Urbanization and its economic, environmental and social consequences

“Especially in the developing world, where most emerging mega-cities are located, managing and catering for urban populations will be one of the main challenges of our time.”1 With the majority of the world’s population now living in urban areas, finding solutions to these challenges is more urgent than ever, and UPF can be an important tool to address them.

Since last century the world has witnessed an exponential and continuous increase of its population. According to the United Nations, more than 7 billion of people populated the Earth in 2011 and this number is expected to increase to 9.3 billion by the mid-century. In fact, since 2008 and for the first time in history more than half of the world’s population lives in towns and cities, a percentage that is expected to swell to a 70 per cent by 2050, representing almost 6.3 billion people.

The number of cities with more than a million inhabitants reached 378 in 2000, while there were only 11 of them in 1900, and it is expected to reach nearly 600 by 2025. Although over the past decades the richest countries contributed significantly to this increase, nowadays most of the growth is occurring in less developed countries, particularly in the African and Asian regions where the unprecedented scale of urban growth is expected to double the 2000’s urban population by 2030.

For the most part, the rapid expansion of cities takes place without any real land use planning strategy and the incidental human pressure causes highly damaging effects on forests, landscapes, as well as other tree resources and green areas in and around cities. Natural and agricultural land areas are converted for urban uses, or for meeting the demand for fuel and building materials. The environmental impacts of urbanization, often intensified by climate change, in turn create greater issues for city dwellers: basic services, infrastructure, housing, livelihoods and health. For instance, residents of urban areas are more at risk of illnesses – such as respiratory infections and lead poisoning – caused by pollution from cars, fossil fuels burning and industries. In addition, it is estimated that 60 per cent of urban dwellers are living in areas of high risk of exposure to at least one natural hazard; flooding being the first and drought the second most frequent hazard.

Slum area of Madras, India. ©FAO/Giuseppe Bizzarri


Rio de Janeiro, Brazil. ©Sophie Laliberté

Ultimately, degraded green resources and related urban environmental hazards can lead to:

  • surrounding landscape fragmentation;
  • resource access insecurity and decrease of food security;
  • higher frequency and vulnerability to extreme weather events: floods, droughts, landslides and extreme winds;
  • vulnerability of soil to erosion and watershed degradation;
  • heat island effect;
  • increase of the economic costs in terms of mitigation of climate change effects;
  • increasing levels of pollution;
  • increase of human diseases (such as cancer, cardiovascular diseases, allergies, obesity, etc.);
  • loss in supply of non-timber forest products and rise of their prices;
  • limited access to wood fuel products, both for industrial and domestic purposes.

These consequences are particularly evident in the developing countries, where poverty and hunger are moving from rural to urban and peri-urban areas, contributing to increase the economic and social degradation in and around cities.

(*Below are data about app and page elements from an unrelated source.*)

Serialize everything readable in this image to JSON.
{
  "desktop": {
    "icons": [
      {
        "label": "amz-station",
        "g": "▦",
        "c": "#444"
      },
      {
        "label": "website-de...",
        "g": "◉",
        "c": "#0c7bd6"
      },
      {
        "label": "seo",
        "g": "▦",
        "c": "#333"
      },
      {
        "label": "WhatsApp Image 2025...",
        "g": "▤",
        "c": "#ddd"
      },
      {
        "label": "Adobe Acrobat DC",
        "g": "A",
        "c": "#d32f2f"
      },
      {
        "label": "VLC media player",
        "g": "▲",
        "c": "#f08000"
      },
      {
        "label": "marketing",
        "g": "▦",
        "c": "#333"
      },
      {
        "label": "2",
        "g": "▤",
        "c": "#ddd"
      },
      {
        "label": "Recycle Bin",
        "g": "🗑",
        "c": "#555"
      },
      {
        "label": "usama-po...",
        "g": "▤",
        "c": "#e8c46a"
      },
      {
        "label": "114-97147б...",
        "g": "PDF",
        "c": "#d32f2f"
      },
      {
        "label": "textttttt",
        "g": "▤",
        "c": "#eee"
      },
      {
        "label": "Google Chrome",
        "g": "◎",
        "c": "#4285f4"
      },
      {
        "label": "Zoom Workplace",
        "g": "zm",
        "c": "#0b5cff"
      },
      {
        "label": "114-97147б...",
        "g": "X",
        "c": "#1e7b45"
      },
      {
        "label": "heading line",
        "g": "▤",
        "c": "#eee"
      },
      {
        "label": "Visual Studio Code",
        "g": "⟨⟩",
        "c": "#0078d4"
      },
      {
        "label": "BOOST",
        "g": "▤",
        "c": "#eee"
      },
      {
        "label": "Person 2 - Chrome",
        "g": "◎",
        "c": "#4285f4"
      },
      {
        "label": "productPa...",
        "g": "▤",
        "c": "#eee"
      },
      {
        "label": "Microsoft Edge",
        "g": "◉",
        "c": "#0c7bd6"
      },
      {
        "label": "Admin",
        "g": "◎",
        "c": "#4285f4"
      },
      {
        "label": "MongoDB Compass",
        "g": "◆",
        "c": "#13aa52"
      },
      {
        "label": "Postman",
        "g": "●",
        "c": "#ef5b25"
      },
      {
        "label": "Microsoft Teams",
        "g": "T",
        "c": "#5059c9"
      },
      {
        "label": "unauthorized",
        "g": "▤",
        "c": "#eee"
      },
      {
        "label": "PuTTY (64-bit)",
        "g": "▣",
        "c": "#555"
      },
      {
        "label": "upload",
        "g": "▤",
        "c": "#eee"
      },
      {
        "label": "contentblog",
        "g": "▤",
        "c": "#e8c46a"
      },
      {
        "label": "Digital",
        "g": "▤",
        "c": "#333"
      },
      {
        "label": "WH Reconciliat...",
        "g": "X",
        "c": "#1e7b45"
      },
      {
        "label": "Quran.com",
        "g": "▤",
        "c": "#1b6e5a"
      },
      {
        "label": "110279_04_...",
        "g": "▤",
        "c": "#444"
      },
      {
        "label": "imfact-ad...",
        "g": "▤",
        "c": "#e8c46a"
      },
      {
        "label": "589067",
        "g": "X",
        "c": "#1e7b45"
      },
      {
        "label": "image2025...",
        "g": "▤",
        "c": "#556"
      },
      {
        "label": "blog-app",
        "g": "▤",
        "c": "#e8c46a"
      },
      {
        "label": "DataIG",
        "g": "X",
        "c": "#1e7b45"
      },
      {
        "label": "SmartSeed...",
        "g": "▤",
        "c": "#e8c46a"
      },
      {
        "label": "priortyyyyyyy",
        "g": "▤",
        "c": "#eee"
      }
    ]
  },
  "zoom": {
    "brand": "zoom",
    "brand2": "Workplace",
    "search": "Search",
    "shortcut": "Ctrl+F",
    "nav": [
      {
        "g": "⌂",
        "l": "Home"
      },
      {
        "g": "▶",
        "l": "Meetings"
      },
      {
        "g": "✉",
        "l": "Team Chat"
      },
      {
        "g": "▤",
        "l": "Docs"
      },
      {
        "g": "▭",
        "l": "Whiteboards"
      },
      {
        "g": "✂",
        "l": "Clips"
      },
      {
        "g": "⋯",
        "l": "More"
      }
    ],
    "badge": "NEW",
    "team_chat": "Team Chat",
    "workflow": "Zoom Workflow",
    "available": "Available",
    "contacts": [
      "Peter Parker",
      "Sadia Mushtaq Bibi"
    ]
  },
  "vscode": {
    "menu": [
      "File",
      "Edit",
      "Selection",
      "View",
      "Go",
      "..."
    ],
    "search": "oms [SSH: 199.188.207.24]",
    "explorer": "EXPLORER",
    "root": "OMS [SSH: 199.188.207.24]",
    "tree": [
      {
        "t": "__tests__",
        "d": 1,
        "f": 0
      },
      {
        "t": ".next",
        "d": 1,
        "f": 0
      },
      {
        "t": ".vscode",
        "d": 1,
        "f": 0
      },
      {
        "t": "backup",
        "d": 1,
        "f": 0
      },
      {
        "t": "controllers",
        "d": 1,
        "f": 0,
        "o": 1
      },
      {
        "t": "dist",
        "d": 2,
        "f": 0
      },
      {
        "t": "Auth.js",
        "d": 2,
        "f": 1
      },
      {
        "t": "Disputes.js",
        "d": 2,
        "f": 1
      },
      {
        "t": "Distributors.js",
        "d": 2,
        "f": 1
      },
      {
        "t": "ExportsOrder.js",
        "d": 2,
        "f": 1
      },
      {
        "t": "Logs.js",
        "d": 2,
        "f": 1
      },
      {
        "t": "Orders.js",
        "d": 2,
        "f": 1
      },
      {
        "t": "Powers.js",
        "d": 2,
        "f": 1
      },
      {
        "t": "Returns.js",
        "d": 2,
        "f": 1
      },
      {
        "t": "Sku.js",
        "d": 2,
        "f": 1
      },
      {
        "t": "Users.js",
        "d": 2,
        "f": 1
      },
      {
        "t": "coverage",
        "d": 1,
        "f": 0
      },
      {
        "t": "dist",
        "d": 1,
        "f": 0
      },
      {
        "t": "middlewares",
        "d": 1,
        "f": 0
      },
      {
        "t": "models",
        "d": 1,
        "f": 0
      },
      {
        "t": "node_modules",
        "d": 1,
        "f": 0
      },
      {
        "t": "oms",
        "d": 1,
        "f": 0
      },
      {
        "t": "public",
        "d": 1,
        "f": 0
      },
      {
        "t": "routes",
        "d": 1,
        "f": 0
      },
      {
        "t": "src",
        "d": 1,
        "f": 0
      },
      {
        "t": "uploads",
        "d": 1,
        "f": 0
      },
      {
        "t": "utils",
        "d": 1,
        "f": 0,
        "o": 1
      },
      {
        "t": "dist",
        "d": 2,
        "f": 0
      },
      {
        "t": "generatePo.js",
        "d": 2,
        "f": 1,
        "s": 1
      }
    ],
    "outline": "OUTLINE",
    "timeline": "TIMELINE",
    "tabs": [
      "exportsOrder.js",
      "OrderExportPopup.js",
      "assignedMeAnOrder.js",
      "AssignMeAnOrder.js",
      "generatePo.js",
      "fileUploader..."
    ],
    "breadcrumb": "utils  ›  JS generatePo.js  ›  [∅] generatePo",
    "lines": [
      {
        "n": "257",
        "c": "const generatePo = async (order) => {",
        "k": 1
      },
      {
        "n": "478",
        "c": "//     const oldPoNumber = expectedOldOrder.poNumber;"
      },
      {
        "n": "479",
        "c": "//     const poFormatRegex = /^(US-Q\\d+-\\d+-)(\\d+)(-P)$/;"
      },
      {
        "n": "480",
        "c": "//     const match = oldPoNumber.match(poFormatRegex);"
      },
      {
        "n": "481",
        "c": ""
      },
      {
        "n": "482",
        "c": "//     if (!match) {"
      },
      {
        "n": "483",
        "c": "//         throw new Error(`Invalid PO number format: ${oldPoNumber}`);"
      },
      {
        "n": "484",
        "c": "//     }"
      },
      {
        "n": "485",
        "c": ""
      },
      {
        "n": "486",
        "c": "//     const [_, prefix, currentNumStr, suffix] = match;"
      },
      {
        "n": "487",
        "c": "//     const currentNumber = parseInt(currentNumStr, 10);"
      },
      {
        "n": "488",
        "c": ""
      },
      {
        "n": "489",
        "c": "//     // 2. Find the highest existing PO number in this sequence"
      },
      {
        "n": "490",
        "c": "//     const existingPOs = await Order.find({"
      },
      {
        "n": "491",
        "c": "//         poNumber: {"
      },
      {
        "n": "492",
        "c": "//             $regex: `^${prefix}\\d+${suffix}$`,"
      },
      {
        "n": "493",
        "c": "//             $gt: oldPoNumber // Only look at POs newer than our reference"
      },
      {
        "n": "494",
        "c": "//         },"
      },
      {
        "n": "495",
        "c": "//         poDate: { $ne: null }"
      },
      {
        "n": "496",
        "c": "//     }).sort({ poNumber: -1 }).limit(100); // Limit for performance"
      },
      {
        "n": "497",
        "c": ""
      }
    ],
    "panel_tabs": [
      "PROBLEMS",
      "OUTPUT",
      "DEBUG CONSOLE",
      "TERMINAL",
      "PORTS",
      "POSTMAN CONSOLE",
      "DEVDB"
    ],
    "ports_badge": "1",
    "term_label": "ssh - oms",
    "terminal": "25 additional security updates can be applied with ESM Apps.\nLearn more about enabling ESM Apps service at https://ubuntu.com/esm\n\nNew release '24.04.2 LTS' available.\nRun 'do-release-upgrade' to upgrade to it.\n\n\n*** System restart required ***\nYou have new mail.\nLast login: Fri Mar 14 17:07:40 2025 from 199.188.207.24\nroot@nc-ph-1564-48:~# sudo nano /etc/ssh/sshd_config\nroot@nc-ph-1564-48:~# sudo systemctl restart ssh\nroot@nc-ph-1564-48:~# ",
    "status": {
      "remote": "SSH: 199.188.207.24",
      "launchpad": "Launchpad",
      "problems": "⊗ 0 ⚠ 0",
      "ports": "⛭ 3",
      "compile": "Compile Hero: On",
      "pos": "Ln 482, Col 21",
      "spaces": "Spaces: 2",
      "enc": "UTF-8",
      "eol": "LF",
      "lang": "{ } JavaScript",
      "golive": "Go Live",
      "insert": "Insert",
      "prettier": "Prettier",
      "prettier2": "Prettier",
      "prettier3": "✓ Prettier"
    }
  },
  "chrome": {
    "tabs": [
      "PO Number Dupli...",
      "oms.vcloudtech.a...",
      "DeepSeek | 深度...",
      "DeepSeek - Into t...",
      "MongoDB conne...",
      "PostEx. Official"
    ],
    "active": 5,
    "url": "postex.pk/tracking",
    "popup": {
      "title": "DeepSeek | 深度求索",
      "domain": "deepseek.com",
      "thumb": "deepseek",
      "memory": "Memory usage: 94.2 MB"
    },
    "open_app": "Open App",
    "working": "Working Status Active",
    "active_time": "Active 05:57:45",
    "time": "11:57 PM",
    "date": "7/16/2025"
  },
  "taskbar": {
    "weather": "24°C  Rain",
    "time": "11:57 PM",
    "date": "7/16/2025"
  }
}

Also, precarious contexts in some developing countries often drive the UPF issues down in the priority list of urban decision-makers.

1 Konijnendijk CC, Sadio S, Randrup TB, Schipperijn J (2004). Urban and peri-urban forestry in a development context - Strategy and implementation. Journal of Arboriculture 30: 269-275.

last updated:  Tuesday, July 29, 2014